 The Swiss in response to the Austrian invasion could only secure the representation of cantons Uri and Schwyz with nearly equal number of halberd and pikes. The small unit of mounted crossbow were no match for the Austrian knights, but dutifully positioned themselves to the right of the battle line.


Good fortune had brought the Swiss to a valley floor offering a clear field 400 – 500 paces wide. The general consensus was to move the pike blocks supported by halberd as quickly as possible forward, while the artillery and light horse were held back. Skirmishers would secure the steep slopes to the left to protect the pike blocks.

Following the general plan, the entire Swiss line moved forward. The Austrians in return move 100 paces forward to open fire with crossbows. This proved to be ineffectual, however, the artillery, blessed by St. Barbara obliterated the Swiss cannon. 

Artillery leaders, Gustav and Helmut can be seen congratulating themselves on a job well done.



Un-phased by the early loss, the Swiss move as a wall forward. Skirmishers on both sides were now active along the slopes. The Austrians feeling emboldened by their early success moved their knights to attack the weakened right flank of the Swiss, while the main battle line fired their crossbows one last time. To their chagrin, missile fire proved wanting. The knights, with their blood up, charged and died a glorious death. 

Score even 1 – 1.



With a cry of “Sempach forever”, the pike pushed forward. Schwyz were matched against the only pike column in the Austrian battle line, while Uri confidently moved on the evil crossbows. Each Swiss attack pushed their opponents back while Swiss blade in support on the far left, were flexing their muscle as they were matched against Austrian knights. Lo and behold an even score. 

The Swiss skirmishers besting their opposition brought the tally up  to 3 – 1.



Fortuna dealt the Austrians a low pip score which left them scrambling to hold the tide at bay. The Swiss smelling victory close at hand, moved both flanks into battle. From the left flank, the Swiss were pushing the Austrians back on their camp. The final blow came when the artillery fell to the combined onslaught of blade and light horse; 4 – 1 and game.

Some observations.
The Swiss are no push over. Blade and pike will pursue recoiling enemy foot, so this army is nearly auto-pilot against most opponents of this period.

Blade, if their flanks are secure, should not fear knights even if classed as “fast”.

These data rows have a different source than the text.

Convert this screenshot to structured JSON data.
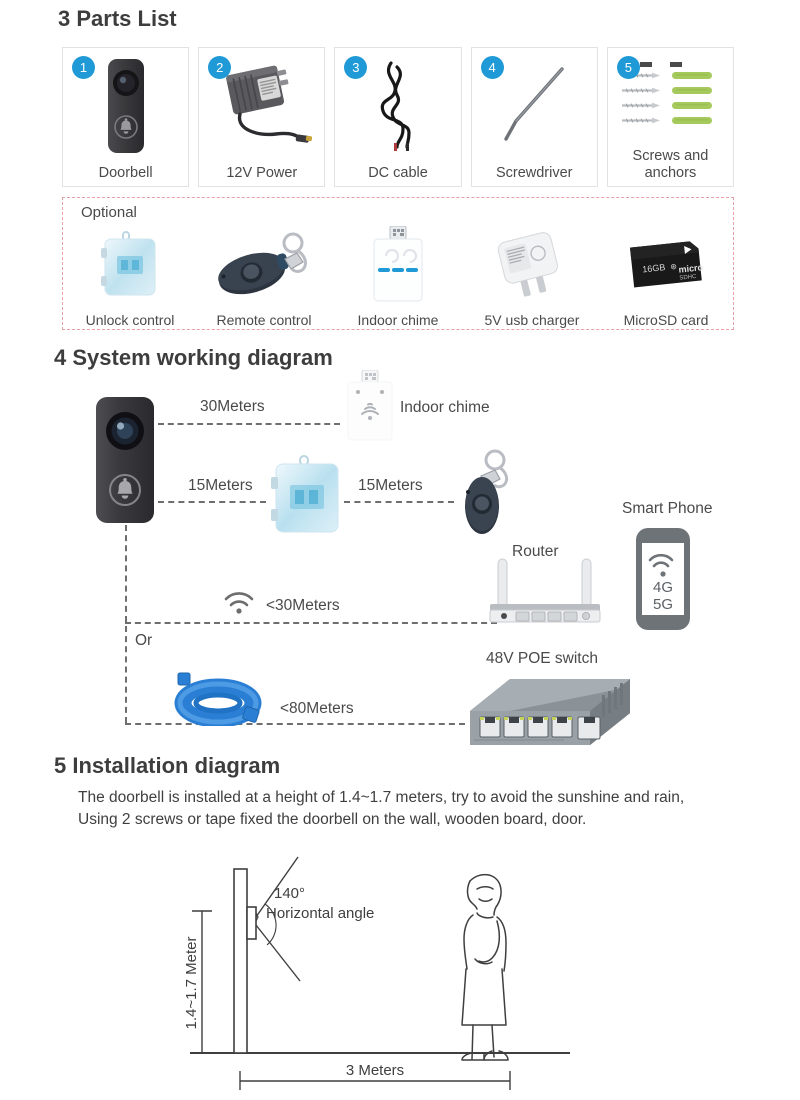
{
  "sections": {
    "parts": {
      "number": "3",
      "title": "Parts List"
    },
    "system": {
      "number": "4",
      "title": "System working diagram"
    },
    "install": {
      "number": "5",
      "title": "Installation diagram"
    }
  },
  "parts_list": {
    "items": [
      {
        "badge": "1",
        "label": "Doorbell",
        "icon": "doorbell-icon"
      },
      {
        "badge": "2",
        "label": "12V Power",
        "icon": "power-adapter-icon"
      },
      {
        "badge": "3",
        "label": "DC cable",
        "icon": "dc-cable-icon"
      },
      {
        "badge": "4",
        "label": "Screwdriver",
        "icon": "screwdriver-icon"
      },
      {
        "badge": "5",
        "label": "Screws and anchors",
        "icon": "screws-anchors-icon"
      }
    ],
    "badge_color": "#1f9ad6",
    "card_border_color": "#e2e2e2"
  },
  "optional": {
    "heading": "Optional",
    "border_color": "#e8a0a8",
    "items": [
      {
        "label": "Unlock control",
        "icon": "unlock-control-icon"
      },
      {
        "label": "Remote control",
        "icon": "remote-control-icon"
      },
      {
        "label": "Indoor chime",
        "icon": "indoor-chime-icon"
      },
      {
        "label": "5V usb charger",
        "icon": "usb-charger-icon"
      },
      {
        "label": "MicroSD card",
        "icon": "microsd-card-icon"
      }
    ]
  },
  "system_diagram": {
    "labels": {
      "chime_distance": "30Meters",
      "unlock_distance": "15Meters",
      "remote_distance": "15Meters",
      "indoor_chime": "Indoor chime",
      "smart_phone": "Smart Phone",
      "router": "Router",
      "wifi_distance": "<30Meters",
      "or": "Or",
      "lan_distance": "<80Meters",
      "poe_switch": "48V POE switch",
      "phone_net_4g": "4G",
      "phone_net_5g": "5G"
    }
  },
  "installation": {
    "description": "The doorbell is installed at a height of 1.4~1.7 meters, try to avoid the sunshine and rain, Using 2 screws or tape fixed the doorbell on the wall, wooden board, door.",
    "diagram": {
      "angle": "140°",
      "angle_caption": "Horizontal angle",
      "height_label": "1.4~1.7 Meter",
      "distance_label": "3 Meters"
    }
  },
  "colors": {
    "accent_blue": "#1f9ad6",
    "anchor_green": "#a5c95a",
    "cable_blue": "#2a7fd4",
    "text": "#3f3f3f",
    "dash_gray": "#6e6e6e"
  }
}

If the game were played with three commands per side, I am not so sure the result would have been the same. The extra space would offer maneuver capabilities for the knights. 

Certainly something to think about.
Cheers,  

Tuesday, 3 July 2012

Saxons - nearing the final stage

All that I lack are the shield patterns and the Saxons will be ready for varnishing. Sketches for the shields were already done, so there will be no extra time needed. By tomorrow evening these should be completed and then will come the Danes.



My only experience with Metal Magic figures were Lithuanian cavalry. These were quite animated which left plenty of room for detail. The foot figures with cloak gave very little spacing between arm, shield and weapon. In contrast, the Alain Toulier figures had expressive poses which produced ample area to paint. Both sets of figures are true 15’s.   

When these two commission projects are done, then I will return to the late medieval period and paint the opponents for my Bavarians, the Imperial Austrians.

Cheers,